A PREGNANT woman who died after being hit by a train and dragged along the track took her own life, an inquest heard.
An inquest was re-opened on 17 July into the death of Stacey Petty-Mayor, from Albert Road, Rochford, who died at the foot crossing on Woodgrange Close, Southend on 23 October last year when she walked along the track and stood in front of a train.
The train then struck her and she was carried for 100m along the track.
The court heard that post-mortem results carried out on 29 October 2013 showed the cause of death as multiple injuries, killing her and her unborn baby. There was only a small amount of alcohol and therapeutic levels of prescribed medications in her blood, but the coroner noted there was “nothing untoward in those results.”
At 9.30am on 23 October, Stacey, who suffered from an undisclosed mental illness, entered onto the railway between Southend East and Thorpe Bay Railway stations.
The court heard from DS Paul Curtis, of British Transport Police Major Investigation Unit, who read out the account from the driver of the train.
He said: “I was coming up to the crossing, she stepped out and kept going. I was sounding my horn and she was looking at me. She was on the left hand side. She just walked out. I was blowing my horn. There was nothing I could do.”
DS Curtis added that the driver believed it was a deliberate act, with CCTV evidence showing that she walked “quite purposefully” towards the tracks, before bracing herself for the impact.
Investigations carried out on the train and level crossing both at the scene and after the event showed nothing was wrong.
DS Curtis concluded that there was significant CCTV to suggest she intended to take her own life, but no suspicious circumstance in the event.
The court also heard that CCTV from the previous week showed a woman about to step onto the track but changing her mind.
The coroner added that they could not be sure it was Stacey, who had a four-year-old son and fiancé, but her parents, Nicholas and Belinda Petty, confirmed to the court that they thought it could be.
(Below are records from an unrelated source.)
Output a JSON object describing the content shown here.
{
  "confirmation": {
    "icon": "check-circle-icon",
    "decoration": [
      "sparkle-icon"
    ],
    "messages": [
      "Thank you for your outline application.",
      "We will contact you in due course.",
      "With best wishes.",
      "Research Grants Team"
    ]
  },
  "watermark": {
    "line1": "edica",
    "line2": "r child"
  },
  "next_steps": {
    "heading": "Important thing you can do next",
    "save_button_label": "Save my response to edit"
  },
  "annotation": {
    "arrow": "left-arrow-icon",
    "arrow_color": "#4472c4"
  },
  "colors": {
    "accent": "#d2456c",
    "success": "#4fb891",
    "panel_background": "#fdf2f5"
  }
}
The court also heard from Lesley Cullen, Lead Nurse for the serious incident investigation team at South Essex Mental Health Partnership. Stacey was a patient at the Willow Ward of Rochford Hospital, which cares for those with mental health problems, and was discharged the day before her death. She came under the crisis resolution home treatment and was given 28 days worth of medication and was due to be visited by social services the day after her death. The ward has since been shut down due to an unrelated review.
Stacey’s parents told the court that when they saw her after being discharged, they thought she was “not in a good way”. When asked why she was discharged in that state, the coroner concluded that it was a “clinical decision”.
Touching mainly upon the evidence of the driver, coroner Caroline Beasley-Murray said: “I have come to the very sad conclusion that she intended to take her own life and that she took a deliberate action, knowing it would result in her death. Even going there the week before perhaps – it’s all part of the picture.”
She then added: “I don’t always add something else but she clearly had mental health problems. I am going to add ‘whilst suffering from a diagnosed mental illness’.”
Turning to the family, she said: “She was a much-loved lady with a bright future in front of her as a mother. Seeing you all here shows how loved she was. I would again like to express sympathy to you for her loss.”